==== RECORDS FOR THE EXERCISE

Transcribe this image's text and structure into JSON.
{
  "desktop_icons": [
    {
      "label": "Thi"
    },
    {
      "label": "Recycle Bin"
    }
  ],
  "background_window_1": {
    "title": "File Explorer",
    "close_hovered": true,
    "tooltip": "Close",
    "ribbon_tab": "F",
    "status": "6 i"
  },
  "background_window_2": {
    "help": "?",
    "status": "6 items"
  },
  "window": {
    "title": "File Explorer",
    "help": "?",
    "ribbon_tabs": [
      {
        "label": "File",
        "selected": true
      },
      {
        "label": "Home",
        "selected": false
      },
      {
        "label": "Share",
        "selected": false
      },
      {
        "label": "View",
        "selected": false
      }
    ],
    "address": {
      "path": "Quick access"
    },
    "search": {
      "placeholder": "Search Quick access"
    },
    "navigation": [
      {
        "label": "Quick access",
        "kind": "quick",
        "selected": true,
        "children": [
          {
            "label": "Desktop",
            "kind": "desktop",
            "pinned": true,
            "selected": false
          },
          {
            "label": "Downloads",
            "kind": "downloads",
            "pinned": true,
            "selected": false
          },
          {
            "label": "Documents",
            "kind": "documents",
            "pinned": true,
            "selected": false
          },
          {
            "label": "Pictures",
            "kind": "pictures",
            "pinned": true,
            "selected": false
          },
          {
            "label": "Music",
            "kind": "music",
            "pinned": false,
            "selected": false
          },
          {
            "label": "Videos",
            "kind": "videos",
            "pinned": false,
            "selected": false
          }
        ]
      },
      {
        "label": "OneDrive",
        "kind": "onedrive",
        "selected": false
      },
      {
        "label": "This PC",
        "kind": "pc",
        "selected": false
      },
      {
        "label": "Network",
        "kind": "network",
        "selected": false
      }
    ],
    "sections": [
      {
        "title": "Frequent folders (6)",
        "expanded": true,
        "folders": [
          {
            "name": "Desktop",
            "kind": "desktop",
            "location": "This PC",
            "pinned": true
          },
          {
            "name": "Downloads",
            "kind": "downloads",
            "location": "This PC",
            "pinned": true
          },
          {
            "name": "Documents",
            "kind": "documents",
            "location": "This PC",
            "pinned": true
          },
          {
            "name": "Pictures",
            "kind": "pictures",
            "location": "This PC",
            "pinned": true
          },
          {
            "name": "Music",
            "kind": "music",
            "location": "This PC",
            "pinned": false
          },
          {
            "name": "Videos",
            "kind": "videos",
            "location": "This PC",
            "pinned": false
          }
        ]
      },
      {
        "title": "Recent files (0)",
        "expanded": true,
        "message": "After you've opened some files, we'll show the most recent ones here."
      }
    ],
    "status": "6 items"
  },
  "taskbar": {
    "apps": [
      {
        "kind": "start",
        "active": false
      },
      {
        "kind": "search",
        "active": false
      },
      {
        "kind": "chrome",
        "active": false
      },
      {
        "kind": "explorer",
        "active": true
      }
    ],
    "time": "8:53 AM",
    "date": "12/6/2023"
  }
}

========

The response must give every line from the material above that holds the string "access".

      "path": "Quick access"
      "placeholder": "Search Quick access"
        "label": "Quick access",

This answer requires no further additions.